The One Billion Row Challenge with Zig

The 1brc challenge is finishing today; here is my experience with it.

What is 1brc?

One Billion Row Challenge(1brc) is a challenge in which you must process 1 billion rows on a CSV file as quickly as possible. You were given a CSV file with weather stations. As an output, you need to calculate the min, mean, and max for each weather station and return the output in sorted order (alphabetically by the name) rounded to one fractional digit.

1brc has a primary target for Java solutions, but why don’t we implement it using other languages? It’s an excellent way to learn new tricks in the performance optimization space.

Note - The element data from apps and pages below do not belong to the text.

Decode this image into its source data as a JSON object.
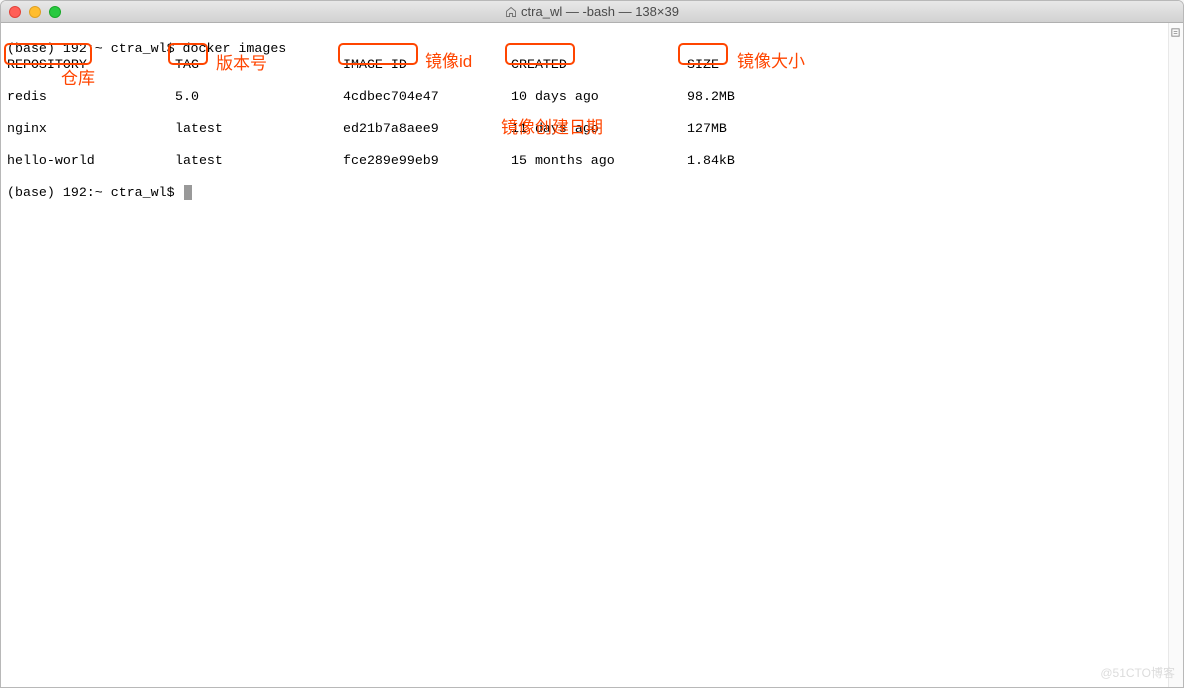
{
  "window": {
    "title": "ctra_wl — -bash — 138×39"
  },
  "terminal": {
    "prompt_line": "(base) 192:~ ctra_wl$ docker images",
    "headers": {
      "repository": "REPOSITORY",
      "tag": "TAG",
      "image_id": "IMAGE ID",
      "created": "CREATED",
      "size": "SIZE"
    },
    "rows": [
      {
        "repository": "redis",
        "tag": "5.0",
        "image_id": "4cdbec704e47",
        "created": "10 days ago",
        "size": "98.2MB"
      },
      {
        "repository": "nginx",
        "tag": "latest",
        "image_id": "ed21b7a8aee9",
        "created": "11 days ago",
        "size": "127MB"
      },
      {
        "repository": "hello-world",
        "tag": "latest",
        "image_id": "fce289e99eb9",
        "created": "15 months ago",
        "size": "1.84kB"
      }
    ],
    "prompt_idle": "(base) 192:~ ctra_wl$ "
  },
  "annotations": {
    "repository": "仓库",
    "tag": "版本号",
    "image_id": "镜像id",
    "created": "镜像创建日期",
    "size": "镜像大小"
  },
  "watermark": "@51CTO博客"
}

I’ve chosen Zig because it’s a modern general-purpose programming language that allows low-level control over the system. Zig has all the tools one may need to solve such tasks.

Baseline solution where we read line by line and process it takes ~2 min to complete. Let’s optimize it.

First, we need efficient access to the file. Since the 1B row file takes ~14GB, loading it into RAM is not a good idea. We can use mmap to create a memory map; with memory mappings, we know the file bounds, so we utilize our next optimization: processing chunks in parallel.

Let’s leverage modern CPUs with multiple cores to process chunks in parallel. First, we need to know how many CPU cores we have. It gives us the number of workers that will process a chunk of the file.

After we process all the chunks, we can collect the results into one final result.

The output needs to be sorted alphabetically. To do that, I used btree, to keep keys in sorted order.

After the optimizations, I reduced the time from ~2 min to ~4 sec. However, we can do even more.

Most performant solutions used a lot of clever tricks and observations to squeeze more.

Some of them are:

  • hash station names
  • use SIMD for parsing and comparing the strings
  • parse numbers as integers instead of floats

Thanks Gunnar Morling, for a great challenge!

For more info about the challenge, see

My code: